A charter bus crashed north of Little Rock, Arkansas, early Friday morning, killing six migrant workers and injuring several more. It was reportedly carrying the workers from Monroe, Michigan to Laredo, Texas.
The bus, which was carrying 22 people, crashed into the abutment of a highway overpass along Interstate 40 in North Little Rock at about 1 a.m. on Friday. Three of the dead were thrown from the bus, while three other bodies were found on board, according to Arkansas State Police Major Mike Foster.
Six others were treated for injuries at area hospitals. Media photographs show severe damage to the bus, particularly to its rear third, where the roof and side window were torn off by the impact.
The bus had been sold for $8,000 on Saturday from the Detroit-based Continental Charter bus service, to a private Florida company called Vasquez Citrus Hauling. Jeff Lawson, the owner of Continental, told the Arkansas Democrat-Gazette that the purchaser of the bus told him “he needed a second bus to haul people from (Detroit) to Texas... and Florida.” An advertisement for the firm posted earlier in the year sought agricultural workers in Michigan with terms of service ending in November.
The driver of the bus has been identified as Roberto Vasquez, 28, of Monroe, Michigan. Vasquez was not injured. Two other employees of Vasquez Citrus Hauling were also uninjured. The identities of the dead and injured among the migrant workers have not been made public.
“Reaching out to the families has been difficult but we’re receiving help from the Mexican consulate,” Foster said.
The Red Cross has provided temporary food and shelter to the survivors, who reportedly speak little English. Immigration and Customs Enforcement officers have been called into assist with communication. ICE spokesman Bryan Cox said the agency was not yet investigating the employers or passengers.
The cause of the single-vehicle accident is not clear. Storms had passed through the region on Thursday, but only mist and light rain were present at the time of the crash. The nature of the crash suggests that the driver might have fallen asleep. A spokesman for the National Transportation Safety Board, which will conduct an investigation into the crash, will focus on driver fatigue and passenger safety.

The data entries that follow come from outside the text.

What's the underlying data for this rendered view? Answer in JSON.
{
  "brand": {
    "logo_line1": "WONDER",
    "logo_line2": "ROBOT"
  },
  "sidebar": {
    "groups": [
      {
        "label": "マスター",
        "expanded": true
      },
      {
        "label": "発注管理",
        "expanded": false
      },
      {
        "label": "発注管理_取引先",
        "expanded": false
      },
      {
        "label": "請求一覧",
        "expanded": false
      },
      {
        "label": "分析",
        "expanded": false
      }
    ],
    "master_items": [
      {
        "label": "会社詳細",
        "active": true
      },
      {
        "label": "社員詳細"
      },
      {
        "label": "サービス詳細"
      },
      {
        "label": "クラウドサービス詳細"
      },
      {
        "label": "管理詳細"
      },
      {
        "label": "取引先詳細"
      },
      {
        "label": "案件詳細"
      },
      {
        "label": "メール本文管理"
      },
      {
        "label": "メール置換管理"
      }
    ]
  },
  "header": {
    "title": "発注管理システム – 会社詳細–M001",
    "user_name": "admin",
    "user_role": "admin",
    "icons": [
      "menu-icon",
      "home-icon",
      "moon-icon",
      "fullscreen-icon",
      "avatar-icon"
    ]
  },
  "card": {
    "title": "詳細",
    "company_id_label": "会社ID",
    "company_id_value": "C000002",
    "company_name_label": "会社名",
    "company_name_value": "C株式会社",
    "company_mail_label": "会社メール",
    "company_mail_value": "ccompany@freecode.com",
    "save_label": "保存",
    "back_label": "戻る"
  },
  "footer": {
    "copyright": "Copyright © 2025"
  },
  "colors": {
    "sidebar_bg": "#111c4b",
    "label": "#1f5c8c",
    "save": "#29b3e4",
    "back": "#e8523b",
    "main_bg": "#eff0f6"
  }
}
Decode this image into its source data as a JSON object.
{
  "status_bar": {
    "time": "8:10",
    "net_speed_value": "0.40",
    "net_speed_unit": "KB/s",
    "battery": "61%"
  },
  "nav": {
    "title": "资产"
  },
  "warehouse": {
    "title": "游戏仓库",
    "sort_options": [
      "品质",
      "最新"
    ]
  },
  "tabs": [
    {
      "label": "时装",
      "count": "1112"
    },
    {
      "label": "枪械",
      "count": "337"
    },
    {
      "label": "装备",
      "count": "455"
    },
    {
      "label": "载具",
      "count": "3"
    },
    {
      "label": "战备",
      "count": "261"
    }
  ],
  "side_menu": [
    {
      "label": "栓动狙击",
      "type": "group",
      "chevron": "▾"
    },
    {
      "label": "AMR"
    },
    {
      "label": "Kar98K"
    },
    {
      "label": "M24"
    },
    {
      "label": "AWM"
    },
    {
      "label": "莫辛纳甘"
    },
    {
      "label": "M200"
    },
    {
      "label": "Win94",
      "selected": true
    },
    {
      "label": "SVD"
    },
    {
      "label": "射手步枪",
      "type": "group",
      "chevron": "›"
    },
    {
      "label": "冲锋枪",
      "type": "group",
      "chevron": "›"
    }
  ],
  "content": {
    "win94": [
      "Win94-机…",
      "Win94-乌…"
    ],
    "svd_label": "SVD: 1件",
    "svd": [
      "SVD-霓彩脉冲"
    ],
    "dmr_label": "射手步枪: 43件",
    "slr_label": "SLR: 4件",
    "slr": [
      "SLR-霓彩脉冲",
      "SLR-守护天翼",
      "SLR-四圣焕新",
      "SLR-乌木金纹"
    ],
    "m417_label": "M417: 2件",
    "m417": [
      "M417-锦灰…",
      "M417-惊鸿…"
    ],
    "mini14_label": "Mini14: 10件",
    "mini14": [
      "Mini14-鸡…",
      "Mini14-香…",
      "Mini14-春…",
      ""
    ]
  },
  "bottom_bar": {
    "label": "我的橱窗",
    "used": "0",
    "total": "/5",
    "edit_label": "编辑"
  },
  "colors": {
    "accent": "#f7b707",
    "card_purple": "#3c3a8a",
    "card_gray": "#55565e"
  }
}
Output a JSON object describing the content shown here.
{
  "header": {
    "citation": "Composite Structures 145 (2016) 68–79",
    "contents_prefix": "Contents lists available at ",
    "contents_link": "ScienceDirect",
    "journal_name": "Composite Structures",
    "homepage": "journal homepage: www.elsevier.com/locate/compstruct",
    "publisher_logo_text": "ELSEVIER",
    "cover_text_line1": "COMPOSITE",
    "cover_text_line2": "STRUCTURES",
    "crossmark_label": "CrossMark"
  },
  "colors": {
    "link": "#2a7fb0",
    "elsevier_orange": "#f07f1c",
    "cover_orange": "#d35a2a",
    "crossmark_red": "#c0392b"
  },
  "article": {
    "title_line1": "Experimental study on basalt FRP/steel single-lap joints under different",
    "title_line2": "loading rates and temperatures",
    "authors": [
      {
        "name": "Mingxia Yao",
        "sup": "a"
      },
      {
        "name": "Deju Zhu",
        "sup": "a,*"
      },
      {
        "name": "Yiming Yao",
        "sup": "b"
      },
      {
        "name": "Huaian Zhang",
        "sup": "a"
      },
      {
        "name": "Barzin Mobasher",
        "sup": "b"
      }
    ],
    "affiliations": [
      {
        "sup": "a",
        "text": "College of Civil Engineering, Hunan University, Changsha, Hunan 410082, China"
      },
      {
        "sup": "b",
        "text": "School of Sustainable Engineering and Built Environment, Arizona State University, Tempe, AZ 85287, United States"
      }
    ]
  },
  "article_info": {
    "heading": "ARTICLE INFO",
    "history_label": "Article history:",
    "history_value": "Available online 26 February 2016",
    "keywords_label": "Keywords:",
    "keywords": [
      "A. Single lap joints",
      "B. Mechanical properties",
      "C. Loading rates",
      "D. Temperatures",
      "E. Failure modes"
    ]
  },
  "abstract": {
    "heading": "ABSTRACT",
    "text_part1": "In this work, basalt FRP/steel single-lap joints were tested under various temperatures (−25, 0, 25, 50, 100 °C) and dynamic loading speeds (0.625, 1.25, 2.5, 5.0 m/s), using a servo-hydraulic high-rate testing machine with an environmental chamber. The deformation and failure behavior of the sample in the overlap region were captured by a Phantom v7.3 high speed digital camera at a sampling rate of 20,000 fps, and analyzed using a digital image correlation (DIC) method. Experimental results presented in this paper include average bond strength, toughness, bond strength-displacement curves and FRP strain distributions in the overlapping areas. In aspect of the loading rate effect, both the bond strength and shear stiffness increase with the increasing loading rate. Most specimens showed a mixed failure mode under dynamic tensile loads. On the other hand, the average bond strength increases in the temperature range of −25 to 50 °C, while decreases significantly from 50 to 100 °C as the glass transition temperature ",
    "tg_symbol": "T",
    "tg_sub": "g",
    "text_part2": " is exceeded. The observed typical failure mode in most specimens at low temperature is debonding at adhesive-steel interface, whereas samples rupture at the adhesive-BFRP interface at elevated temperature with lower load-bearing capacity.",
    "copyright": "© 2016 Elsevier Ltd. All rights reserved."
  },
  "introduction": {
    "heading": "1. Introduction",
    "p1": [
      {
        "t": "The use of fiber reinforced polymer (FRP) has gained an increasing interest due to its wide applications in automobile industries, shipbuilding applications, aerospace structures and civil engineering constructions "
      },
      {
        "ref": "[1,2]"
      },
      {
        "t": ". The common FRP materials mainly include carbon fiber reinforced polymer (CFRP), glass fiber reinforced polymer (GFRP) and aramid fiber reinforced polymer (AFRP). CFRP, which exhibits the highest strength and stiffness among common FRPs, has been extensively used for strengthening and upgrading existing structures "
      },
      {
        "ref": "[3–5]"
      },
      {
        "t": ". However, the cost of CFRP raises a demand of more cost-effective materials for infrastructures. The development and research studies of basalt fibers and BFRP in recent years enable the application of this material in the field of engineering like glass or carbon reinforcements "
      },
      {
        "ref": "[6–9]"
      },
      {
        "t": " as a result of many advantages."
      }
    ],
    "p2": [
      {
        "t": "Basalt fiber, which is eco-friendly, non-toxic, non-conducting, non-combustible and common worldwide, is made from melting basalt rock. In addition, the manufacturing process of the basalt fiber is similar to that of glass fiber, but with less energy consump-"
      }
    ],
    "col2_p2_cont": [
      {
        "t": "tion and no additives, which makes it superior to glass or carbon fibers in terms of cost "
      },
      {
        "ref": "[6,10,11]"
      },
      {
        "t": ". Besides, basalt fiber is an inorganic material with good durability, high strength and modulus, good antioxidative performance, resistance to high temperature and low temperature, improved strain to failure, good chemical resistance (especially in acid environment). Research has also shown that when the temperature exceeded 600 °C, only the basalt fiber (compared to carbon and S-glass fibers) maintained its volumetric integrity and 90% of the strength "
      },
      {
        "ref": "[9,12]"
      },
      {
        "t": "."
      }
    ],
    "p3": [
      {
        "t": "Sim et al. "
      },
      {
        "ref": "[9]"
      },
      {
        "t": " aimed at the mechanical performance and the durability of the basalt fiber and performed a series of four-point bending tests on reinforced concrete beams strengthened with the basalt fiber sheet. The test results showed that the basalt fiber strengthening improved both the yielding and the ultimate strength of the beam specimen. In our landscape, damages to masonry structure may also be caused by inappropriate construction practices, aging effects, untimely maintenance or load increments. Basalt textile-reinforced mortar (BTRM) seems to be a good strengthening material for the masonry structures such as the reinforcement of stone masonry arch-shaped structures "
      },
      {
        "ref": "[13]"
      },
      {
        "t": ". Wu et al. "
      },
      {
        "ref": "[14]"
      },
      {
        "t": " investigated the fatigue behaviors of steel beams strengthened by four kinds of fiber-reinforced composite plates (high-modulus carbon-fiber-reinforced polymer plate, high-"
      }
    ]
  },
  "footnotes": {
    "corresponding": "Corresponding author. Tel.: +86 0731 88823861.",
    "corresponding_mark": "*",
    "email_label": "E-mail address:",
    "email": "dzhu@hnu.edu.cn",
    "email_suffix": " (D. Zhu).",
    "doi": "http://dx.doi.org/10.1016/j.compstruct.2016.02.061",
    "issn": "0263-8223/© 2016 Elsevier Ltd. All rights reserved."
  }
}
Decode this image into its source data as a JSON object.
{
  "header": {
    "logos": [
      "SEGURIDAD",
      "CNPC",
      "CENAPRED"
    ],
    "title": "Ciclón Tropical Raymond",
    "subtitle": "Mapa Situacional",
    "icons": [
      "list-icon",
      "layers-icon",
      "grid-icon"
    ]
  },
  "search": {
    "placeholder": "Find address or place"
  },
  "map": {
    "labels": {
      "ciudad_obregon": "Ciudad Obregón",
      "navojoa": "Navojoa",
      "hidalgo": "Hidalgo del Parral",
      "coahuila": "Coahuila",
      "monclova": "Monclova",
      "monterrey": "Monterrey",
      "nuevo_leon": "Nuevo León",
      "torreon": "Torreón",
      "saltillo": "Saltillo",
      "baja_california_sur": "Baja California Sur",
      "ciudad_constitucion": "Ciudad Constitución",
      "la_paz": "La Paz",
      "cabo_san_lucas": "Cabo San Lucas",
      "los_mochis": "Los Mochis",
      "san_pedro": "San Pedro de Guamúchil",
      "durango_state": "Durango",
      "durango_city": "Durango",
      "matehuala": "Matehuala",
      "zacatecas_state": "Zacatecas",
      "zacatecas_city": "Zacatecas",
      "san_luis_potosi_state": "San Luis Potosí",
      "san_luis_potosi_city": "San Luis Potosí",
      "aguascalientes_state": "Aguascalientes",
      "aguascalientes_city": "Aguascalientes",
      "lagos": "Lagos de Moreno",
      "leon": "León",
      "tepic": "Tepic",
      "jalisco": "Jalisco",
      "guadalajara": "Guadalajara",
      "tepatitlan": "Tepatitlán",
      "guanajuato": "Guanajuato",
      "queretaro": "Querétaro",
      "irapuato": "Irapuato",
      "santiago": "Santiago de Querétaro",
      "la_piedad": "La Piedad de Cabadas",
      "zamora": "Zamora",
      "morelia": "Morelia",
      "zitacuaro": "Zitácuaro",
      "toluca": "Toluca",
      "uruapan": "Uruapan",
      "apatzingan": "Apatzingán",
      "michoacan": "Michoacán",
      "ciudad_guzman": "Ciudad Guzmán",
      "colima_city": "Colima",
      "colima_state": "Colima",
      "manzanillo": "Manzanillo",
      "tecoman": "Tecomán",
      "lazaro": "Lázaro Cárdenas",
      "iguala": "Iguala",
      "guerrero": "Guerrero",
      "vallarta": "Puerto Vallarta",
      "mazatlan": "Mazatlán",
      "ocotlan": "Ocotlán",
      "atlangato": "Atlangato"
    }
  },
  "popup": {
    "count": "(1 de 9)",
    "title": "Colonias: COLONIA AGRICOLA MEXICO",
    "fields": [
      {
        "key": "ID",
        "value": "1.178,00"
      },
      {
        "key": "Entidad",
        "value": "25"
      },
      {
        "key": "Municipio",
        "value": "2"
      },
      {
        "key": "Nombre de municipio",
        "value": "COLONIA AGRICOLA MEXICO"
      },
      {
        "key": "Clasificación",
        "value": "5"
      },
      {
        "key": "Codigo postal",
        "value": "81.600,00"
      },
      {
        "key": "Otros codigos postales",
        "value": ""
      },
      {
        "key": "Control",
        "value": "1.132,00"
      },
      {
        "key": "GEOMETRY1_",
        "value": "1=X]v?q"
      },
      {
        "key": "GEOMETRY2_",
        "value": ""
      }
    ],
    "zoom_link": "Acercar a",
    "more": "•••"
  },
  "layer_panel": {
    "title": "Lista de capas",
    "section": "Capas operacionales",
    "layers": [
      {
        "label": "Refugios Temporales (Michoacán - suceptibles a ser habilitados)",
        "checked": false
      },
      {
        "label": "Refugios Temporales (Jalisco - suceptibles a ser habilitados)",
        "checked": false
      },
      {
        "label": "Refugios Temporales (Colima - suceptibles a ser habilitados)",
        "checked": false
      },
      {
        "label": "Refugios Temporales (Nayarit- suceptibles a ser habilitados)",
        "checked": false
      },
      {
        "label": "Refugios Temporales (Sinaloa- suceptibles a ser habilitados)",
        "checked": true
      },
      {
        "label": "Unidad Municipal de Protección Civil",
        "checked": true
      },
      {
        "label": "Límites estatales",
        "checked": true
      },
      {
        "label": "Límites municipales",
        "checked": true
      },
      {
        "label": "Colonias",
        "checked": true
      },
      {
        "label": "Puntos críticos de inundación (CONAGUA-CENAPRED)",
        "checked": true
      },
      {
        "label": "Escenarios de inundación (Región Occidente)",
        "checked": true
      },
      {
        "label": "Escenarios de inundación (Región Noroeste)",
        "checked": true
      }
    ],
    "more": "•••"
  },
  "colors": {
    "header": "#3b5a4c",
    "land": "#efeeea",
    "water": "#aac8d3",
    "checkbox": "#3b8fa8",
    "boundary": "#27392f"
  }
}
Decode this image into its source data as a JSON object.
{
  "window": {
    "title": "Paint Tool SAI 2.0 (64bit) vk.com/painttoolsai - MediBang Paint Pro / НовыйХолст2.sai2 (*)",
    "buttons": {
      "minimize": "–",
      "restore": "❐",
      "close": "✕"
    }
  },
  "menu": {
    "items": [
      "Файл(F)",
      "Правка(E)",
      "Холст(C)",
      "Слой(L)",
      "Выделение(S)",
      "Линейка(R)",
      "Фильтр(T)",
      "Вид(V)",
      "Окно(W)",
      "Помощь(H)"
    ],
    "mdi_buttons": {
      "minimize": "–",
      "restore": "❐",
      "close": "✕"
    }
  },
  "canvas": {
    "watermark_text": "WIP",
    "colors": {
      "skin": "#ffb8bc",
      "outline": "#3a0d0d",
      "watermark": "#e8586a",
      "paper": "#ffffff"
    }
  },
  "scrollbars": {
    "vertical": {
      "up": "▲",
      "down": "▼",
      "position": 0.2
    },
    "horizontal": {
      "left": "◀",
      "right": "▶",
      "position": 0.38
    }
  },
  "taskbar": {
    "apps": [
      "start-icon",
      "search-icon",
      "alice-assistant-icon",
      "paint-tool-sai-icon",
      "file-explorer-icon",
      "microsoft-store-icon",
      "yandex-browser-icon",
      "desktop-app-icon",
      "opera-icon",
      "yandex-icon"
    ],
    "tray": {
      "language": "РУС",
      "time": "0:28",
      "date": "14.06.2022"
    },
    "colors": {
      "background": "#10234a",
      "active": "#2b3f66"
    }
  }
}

The crash in Arkansas underscores the highly exploitative nature of farm labor in the US, which is heavily dependent on undocumented and itinerant immigrant workers.
There are currently about one million hired farm laborers in the US, less than 1 percent of the overall US workforce. Of these, roughly one third are agricultural service workers brought to farms by labor contractors. According to data from the U.S. Department of Labor’s National Agricultural Workers Survey, about half of hired crop farmworkers are not legally authorized to work in the US. About two-thirds of these are Mexican nationals.
With labor costs accounting for an exceptionally high share of the cost of production for crops such as fruits, vegetables, and nursery products, these undocumented workers are vulnerable to extreme exploitation by farm owners and labor contractors. In 2011, farmworkers and laborers in these three agricultural industries had average annual earnings of just $20,000, according to the US Department of Agriculture’s Farm Labor Survey.
The several hundred thousand undocumented agricultural laborers in the US comprise a small share of America’s roughly 11 million undocumented immigrants, a critical section of the working class.